The important new applications have attracted a great many students to number theory, but the best reason for studying the subject remains what it was when Gauss published his classic Disquisitiones Arithmeticae in 1801: Number theory is the equal of Euclidean geometry—some would say it is superior to Euclidean geometry—as a model of pure, logical, deductive thinking. An arithmetical computation, after all, is the purest form of deductive argument.
Higher Arithmetic explains number theory in a way that gives deductive reasoning, including algorithms and computations, the central role. Handson experience with the application of algorithms to computational examples enables students to master the fundamental ideas of basic number theory. This is a worthwhile goal for any student of mathematics and an essential one for students interested in the modern applications of number theory.
Harold M. Edwards is Emeritus Professor of Mathematics at New York University. His previous books are Advanced Calculus (1969, 1980, 1993), Riemann's Zeta Function (1974, 2001), Fermat's Last Theorem (1977), Galois Theory (1984), Divisor Theory (1990), Linear Algebra (1995), and Essays in Constructive Mathematics (2005). For his masterly mathematical exposition he was awarded a Steele Prize as well as a Whiteman Prize by the American Mathematical Society.
Undergraduates, graduate students, and research mathematicians interested in number theory.

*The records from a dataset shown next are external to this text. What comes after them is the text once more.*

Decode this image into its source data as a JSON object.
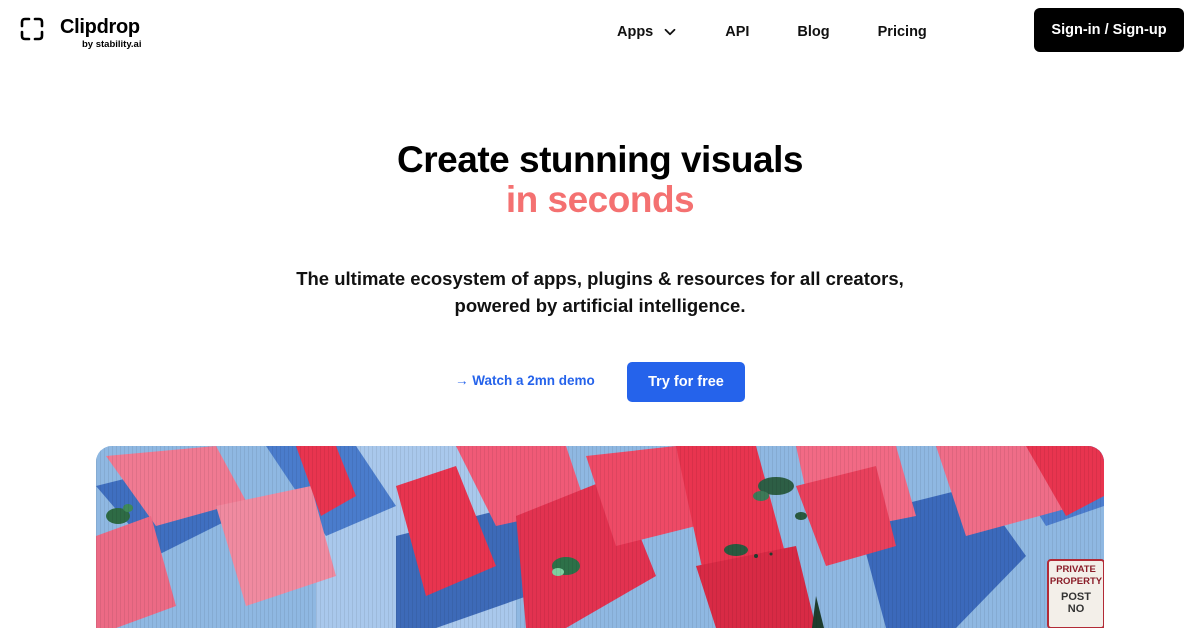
{
  "header": {
    "logo": {
      "name": "Clipdrop",
      "byline": "by stability.ai"
    },
    "nav": {
      "apps_label": "Apps",
      "api_label": "API",
      "blog_label": "Blog",
      "pricing_label": "Pricing"
    },
    "signin_label": "Sign-in / Sign-up"
  },
  "hero": {
    "title_line1": "Create stunning visuals",
    "title_line2": "in seconds",
    "subtitle_line1": "The ultimate ecosystem of apps, plugins & resources for all creators,",
    "subtitle_line2": "powered by artificial intelligence.",
    "demo_link_label": "→ Watch a 2mn demo",
    "try_button_label": "Try for free",
    "image": {
      "sign_lines": [
        "PRIVATE",
        "PROPERTY",
        "POST",
        "NO"
      ]
    }
  },
  "colors": {
    "accent_blue": "#2563eb",
    "accent_coral": "#f47171",
    "button_black": "#000000",
    "mural_sky": "#8fb8e2",
    "mural_red": "#e8344f"
  },
  "icons": {
    "logo": "clipdrop-corners-icon",
    "apps_dropdown": "chevron-down-icon"
  }
}
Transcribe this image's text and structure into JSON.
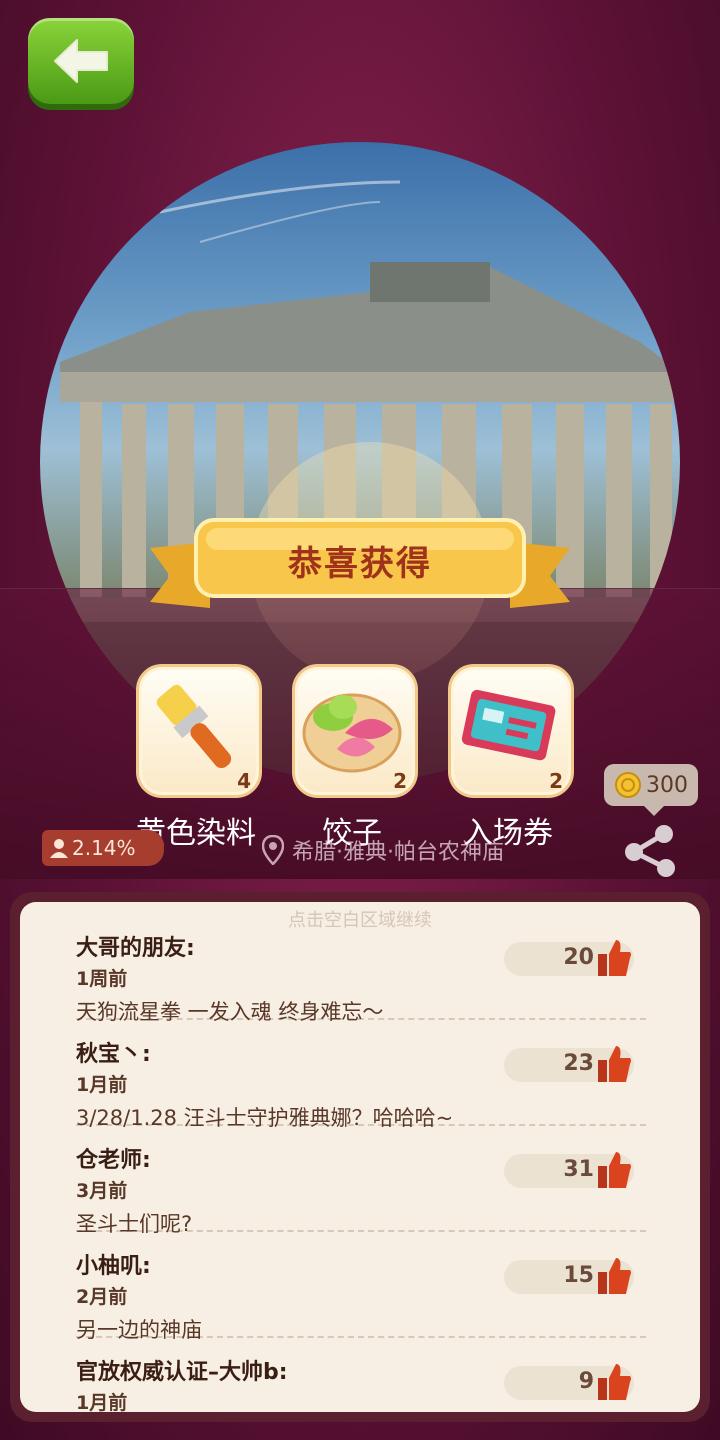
{
  "header": {
    "back_icon": "arrow-left-icon"
  },
  "banner": {
    "title": "恭喜获得"
  },
  "rewards": [
    {
      "name": "黄色染料",
      "count": "4",
      "icon": "paintbrush-icon"
    },
    {
      "name": "饺子",
      "count": "2",
      "icon": "dumplings-icon"
    },
    {
      "name": "入场券",
      "count": "2",
      "icon": "ticket-icon"
    }
  ],
  "stats": {
    "percent": "2.14%",
    "location": "希腊·雅典·帕台农神庙",
    "coins": "300"
  },
  "comments_panel": {
    "hint": "点击空白区域继续",
    "comments": [
      {
        "name": "大哥的朋友:",
        "time": "1周前",
        "text": "天狗流星拳 一发入魂 终身难忘～",
        "likes": "20"
      },
      {
        "name": "秋宝丶:",
        "time": "1月前",
        "text": "3/28/1.28 汪斗士守护雅典娜？哈哈哈~",
        "likes": "23"
      },
      {
        "name": "仓老师:",
        "time": "3月前",
        "text": "圣斗士们呢?",
        "likes": "31"
      },
      {
        "name": "小柚叽:",
        "time": "2月前",
        "text": "另一边的神庙",
        "likes": "15"
      },
      {
        "name": "官放权威认证–大帅b:",
        "time": "1月前",
        "text": "",
        "likes": "9"
      }
    ]
  },
  "colors": {
    "background": "#5e1236",
    "back_button": "#6cbb25",
    "ribbon": "#f7c64a",
    "panel": "#f7efe3"
  }
}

Chapters

Chapter 1. Numbers

Chapter 2. The problem $A\square + B = \square $

Chapter 3. Congruences

Chapter 4. Double congruences and the Euclidean algorithm

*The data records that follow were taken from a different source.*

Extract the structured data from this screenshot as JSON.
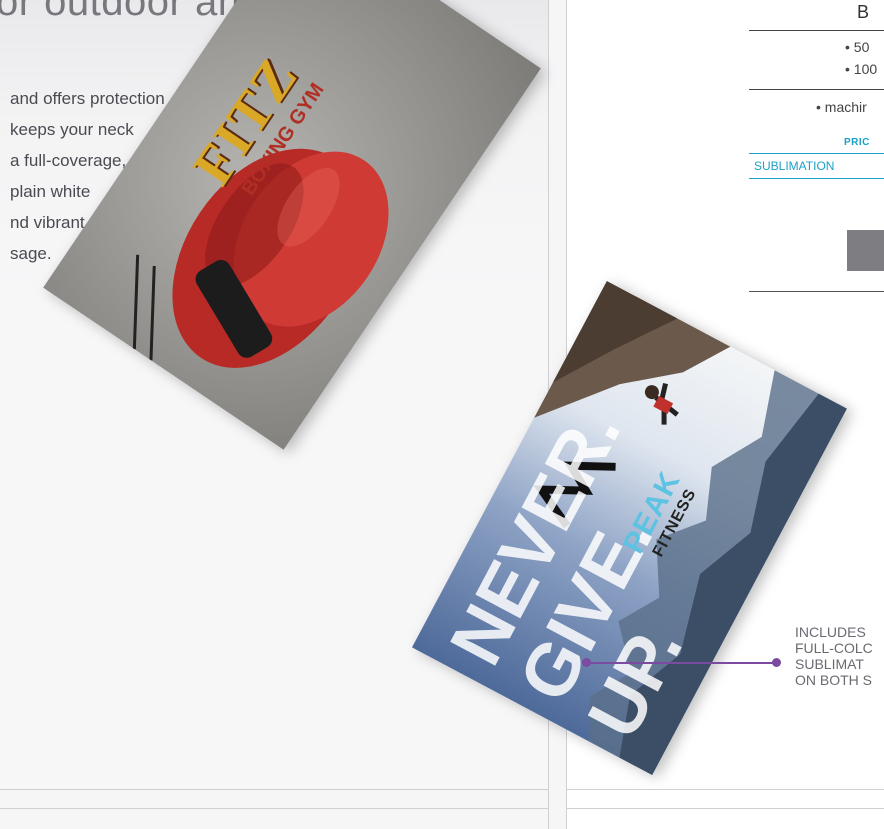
{
  "left": {
    "heading": "or outdoor and",
    "body_lines": [
      "and offers protection",
      "keeps your neck",
      "a full-coverage,",
      "plain white",
      "nd vibrant,",
      "sage."
    ]
  },
  "cards": {
    "boxing": {
      "logo_main": "FITZ",
      "logo_sub": "BOXING GYM"
    },
    "peak": {
      "slogan": [
        "NEVER.",
        "GIVE.",
        "UP."
      ],
      "logo_word": "PEAK",
      "logo_sub": "FITNESS"
    }
  },
  "right": {
    "heading": "B",
    "items": [
      "• 50",
      "• 100"
    ],
    "machine": "• machir",
    "price_label": "PRIC",
    "sublimation_label": "SUBLIMATION"
  },
  "callout": {
    "lines": [
      "INCLUDES",
      "FULL-COLC",
      "SUBLIMAT",
      "ON BOTH S"
    ]
  },
  "colors": {
    "accent": "#1ca0c9",
    "connector": "#7b4aa1",
    "glove": "#c0312d"
  }
}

Chapter 5. The augmented Euclidean algorithm

Chapter 6. Simultaneous congruences

Chapter 7. The fundamental theorem of arithmetic

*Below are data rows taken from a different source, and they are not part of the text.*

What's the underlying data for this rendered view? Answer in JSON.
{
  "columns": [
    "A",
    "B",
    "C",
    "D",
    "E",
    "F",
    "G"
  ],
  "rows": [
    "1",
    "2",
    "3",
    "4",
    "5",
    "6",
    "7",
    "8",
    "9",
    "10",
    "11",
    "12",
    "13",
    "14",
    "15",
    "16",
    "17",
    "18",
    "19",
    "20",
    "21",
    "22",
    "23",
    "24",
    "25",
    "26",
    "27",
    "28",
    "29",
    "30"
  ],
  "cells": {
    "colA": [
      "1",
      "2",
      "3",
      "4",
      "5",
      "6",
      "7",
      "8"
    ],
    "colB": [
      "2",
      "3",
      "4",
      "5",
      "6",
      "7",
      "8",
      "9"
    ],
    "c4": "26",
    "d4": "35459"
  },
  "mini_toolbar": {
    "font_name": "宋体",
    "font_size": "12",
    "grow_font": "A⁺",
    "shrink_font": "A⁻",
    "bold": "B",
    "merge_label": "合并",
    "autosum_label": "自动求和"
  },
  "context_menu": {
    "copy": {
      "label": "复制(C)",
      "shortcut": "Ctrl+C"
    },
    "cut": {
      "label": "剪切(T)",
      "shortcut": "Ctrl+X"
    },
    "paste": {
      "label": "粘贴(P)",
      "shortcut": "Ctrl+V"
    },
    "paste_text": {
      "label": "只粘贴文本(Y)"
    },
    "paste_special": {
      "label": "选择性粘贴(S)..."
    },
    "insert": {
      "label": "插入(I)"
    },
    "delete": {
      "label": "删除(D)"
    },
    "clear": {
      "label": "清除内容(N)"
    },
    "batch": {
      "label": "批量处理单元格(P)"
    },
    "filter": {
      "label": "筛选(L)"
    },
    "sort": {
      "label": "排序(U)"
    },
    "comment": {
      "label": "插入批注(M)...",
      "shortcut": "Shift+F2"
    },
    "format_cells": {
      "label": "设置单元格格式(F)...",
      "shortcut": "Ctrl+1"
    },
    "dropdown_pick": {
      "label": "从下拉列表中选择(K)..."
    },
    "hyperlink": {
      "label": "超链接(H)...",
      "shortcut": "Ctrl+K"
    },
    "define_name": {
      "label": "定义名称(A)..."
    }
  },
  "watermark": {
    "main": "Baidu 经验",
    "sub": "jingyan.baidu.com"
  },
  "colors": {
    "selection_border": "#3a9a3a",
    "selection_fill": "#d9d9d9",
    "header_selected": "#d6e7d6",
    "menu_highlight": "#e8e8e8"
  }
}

Chapter 8. Exponentiation and orders

Chapter 9. Euler’s $\phi $function

Chapter 10. Finding the order of $a\bmod c$

Chapter 11. Primality testing

Chapter 12. The RSA cipher system

Chapter 13. Primitive roots $\bmod \, p$

Chapter 14. Polynomials

Chapter 15. Tables of indices $\bmod \, p$

Chapter 16. Brahmagupta’s formula and hypernumbers

Chapter 17. Modules of hypernumbers

Chapter 18. A canonical form for modules of hypernumbers

Chapter 19. Solution of $A\square + B = \square $

Chapter 20. Proof of the theorem of Chapter 19

Chapter 21. Euler’s remarkable discovery

Chapter 22. Stable modules

Chapter 23. Equivalence of modules

Chapter 24. Signatures of equivalence classes

Chapter 25. The main theorem

Chapter 26. Modules that become principal when squared

Chapter 27. The possible signatures for certain values of $A$

Chapter 28. The law of quadratic reciprocity

Chapter 29. Proof of the Main Theorem

Chapter 30. The theory of binary quadratic forms

Chapter 31. Composition of binary quadratic forms

Appendix. Cycles of stable modules

Answers to exercises

Clean and elegant in the way it communicates with the reader, the mathematical spirit of this book remains very close to that of C.F. Gauss in his 1801 Disquisitiones Arithmeticae, almost as though Gauss had revised that classic for 21stcentury readers.
CHOICE Magazine 
...takes the reader on a colorful journey...
Mathematical Reviews